********************
Bars replaced clubs, drink replaced music, and even the most stubborn woman he’d ever met who tried to stay with him no matter what, threw in the towel before her own youth was wasted with a man who couldn’t move on, whose identity was too closely tied to what he did, and not who he was.

********************
Back into the evening streets, his case bumping along his spindly left leg, his suit fitting badly, but clean, and his face washed, he paid his fare, went down to the subway platform, but he didn’t open his case for change this time.

***********************
In his mind’s eye he saw her, regal in her red dress, her red lips matching, all of her full and shiny in the dim light. Her mahogany eyes gazed into his as she leaned forward to light his cigarette, and as he took her hand in both of his, she leaned forward and whispered in his ear.
“Play me something.”

She was leaving it up to him what to play, and he knew so many songs, but as he looked back into her eyes, and saw her smile at him, the song came like a lightning strike.
He played her something. And something else, and something else, til the band caught the pattern and the gist as they caught them staring, and they smiled and shook their heads, and simply followed.
“Leon at it again,” said the piano man. “On three, fellas…”
Three months later, they all came to the wedding.

*************************
Leon played the set through, but it was melancholy with a twist of bitter, haunting and bluesy and sad, with a splash of hope, and a sprinkle of joy.
A young cop began to walk toward him, but something made him stop, and he paused for a moment to listen, and a crowd began to gather. This was not the average subway joe who practiced for coins. Those who knew music knew this was the real thing, and those who didn’t felt it.

“All the Things You Are” echoed throughout the station and into the tunnels, a plaintive, restive, devotion leaking out with the realization of how utterly unattainable all of her had been, in the end.

*********************

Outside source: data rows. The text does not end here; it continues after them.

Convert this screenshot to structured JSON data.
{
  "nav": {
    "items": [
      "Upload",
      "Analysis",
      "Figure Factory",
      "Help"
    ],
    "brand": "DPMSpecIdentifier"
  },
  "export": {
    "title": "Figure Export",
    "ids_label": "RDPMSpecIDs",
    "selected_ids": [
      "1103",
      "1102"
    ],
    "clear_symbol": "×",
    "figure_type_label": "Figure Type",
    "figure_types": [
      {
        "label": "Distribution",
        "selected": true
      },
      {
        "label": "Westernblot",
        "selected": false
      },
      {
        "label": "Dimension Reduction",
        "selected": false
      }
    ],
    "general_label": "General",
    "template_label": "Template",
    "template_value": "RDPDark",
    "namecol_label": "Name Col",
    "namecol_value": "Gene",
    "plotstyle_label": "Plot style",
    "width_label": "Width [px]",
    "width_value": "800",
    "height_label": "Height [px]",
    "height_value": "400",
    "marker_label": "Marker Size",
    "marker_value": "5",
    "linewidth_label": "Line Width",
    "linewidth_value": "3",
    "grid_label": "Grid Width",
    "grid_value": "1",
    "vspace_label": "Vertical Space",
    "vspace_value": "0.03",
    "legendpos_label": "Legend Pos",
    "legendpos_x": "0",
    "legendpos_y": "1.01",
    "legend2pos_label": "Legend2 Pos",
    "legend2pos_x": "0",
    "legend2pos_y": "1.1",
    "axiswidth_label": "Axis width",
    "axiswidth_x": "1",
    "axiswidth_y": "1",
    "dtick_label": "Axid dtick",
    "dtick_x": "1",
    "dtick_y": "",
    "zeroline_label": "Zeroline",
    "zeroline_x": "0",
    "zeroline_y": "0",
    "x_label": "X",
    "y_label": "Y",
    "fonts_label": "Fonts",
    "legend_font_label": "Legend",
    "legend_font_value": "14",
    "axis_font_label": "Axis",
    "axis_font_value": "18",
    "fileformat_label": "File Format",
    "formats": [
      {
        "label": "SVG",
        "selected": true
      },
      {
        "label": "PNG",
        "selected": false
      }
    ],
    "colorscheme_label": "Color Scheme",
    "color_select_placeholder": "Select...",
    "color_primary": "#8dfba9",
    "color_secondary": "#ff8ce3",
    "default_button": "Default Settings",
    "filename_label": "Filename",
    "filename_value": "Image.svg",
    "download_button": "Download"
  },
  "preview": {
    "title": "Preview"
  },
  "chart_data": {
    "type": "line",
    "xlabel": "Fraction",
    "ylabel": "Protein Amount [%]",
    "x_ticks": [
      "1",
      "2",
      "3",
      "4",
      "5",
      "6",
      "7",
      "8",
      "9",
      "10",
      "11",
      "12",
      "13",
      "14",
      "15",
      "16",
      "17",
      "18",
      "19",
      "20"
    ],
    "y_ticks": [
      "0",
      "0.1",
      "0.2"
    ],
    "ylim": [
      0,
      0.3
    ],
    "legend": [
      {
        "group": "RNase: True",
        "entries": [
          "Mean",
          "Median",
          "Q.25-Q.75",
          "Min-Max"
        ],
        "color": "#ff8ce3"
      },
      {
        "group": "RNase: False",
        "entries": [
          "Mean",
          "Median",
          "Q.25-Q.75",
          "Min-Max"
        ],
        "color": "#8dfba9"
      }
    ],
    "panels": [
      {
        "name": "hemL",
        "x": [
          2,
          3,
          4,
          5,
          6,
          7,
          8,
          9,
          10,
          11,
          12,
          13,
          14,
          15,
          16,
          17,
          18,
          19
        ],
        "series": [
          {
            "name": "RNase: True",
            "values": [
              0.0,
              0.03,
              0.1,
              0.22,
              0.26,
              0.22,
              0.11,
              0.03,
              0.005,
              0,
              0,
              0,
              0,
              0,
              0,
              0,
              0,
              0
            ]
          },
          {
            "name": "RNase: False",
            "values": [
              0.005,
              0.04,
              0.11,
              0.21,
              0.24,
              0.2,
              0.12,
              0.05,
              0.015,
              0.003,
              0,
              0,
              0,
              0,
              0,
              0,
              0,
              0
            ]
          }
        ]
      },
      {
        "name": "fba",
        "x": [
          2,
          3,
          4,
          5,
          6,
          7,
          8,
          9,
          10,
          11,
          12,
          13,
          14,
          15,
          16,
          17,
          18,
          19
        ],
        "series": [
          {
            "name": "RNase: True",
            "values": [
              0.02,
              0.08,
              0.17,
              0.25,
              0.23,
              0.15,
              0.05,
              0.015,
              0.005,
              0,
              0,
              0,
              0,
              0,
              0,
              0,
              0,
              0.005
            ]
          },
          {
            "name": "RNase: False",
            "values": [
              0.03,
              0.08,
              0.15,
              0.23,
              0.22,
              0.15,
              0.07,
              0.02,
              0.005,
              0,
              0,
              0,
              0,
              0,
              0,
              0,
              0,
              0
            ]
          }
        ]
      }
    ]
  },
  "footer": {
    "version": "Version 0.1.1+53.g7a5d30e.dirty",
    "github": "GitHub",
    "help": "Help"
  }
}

The song ended, and the crowd clapped loudly until the rumbling train drowned it out, and they turned away to get on with their lives.
The cop came up to him.
“I know you. I know that song. My father had one of your records, and he played it all the time.”
“Did he, now?” said Leon, wiping the mouthpiece. He grinned, turned to look at the cop, a twinkle in his eye. “Only one?”
“No sir,” the cop laughed, “he had others, but that’s the one he played the most.”
“Played,” Leon said. “Is your father still alive?”
“No sir, he passed away five years ago.”
Leon straightened, gave the cop full attention.
“I’m sorry, young man.”
The cop said nothing for a moment, then “It was an honor to hear you play live, sir. I only wish my dad would’ve been here.”
“My pleasure,” Leon began to walk away.
And then he turned to the cop, and seemed to think a moment, and walked back, and held out his saxophone case.
“What are you doing?”
“I’m giving this to you.”
“Why? I can’t take it. Don’t you need it?”

Leon sighed. “No, I don’t. See, I’m about to meet your daddy, and we’re gonna be talking jazz for a long, long time.”
It took a moment, and then the cop’s eyes widened.
“Won’t be long now. Left everything else to my daughter, but she ain’t gonna want this old battered up horn. Won’t mean nothing to her except her daddy wasn’t home a lot, and she won’t even think to sell it, and probably just throw it away.”
The cop looked downcast.
“You gonna take this?”
“I can’t, sir.”
Leon leaned in, like he was telling a secret. “Tell you what, turn it in to lost property, then file a claim for it on my daughter’s behalf, and take it later.”
“Mr. Leon, are you sure?” The cop took the case like a sacred offering.
Leon straightened again. “I am. It’s the least I can do for a young man who grew up with my music, and who saw my last concert.”
The cop seemed to flinch.
“I…I’m sorry, sir. I truly am.”
Leon put his hand out, and the cop took it, and Leon put his other hand over it.
“It’s all right, son, you done what you could. Thank you.”

© Alfred W. Smith Jr.
May 2, 2014
All rights reserved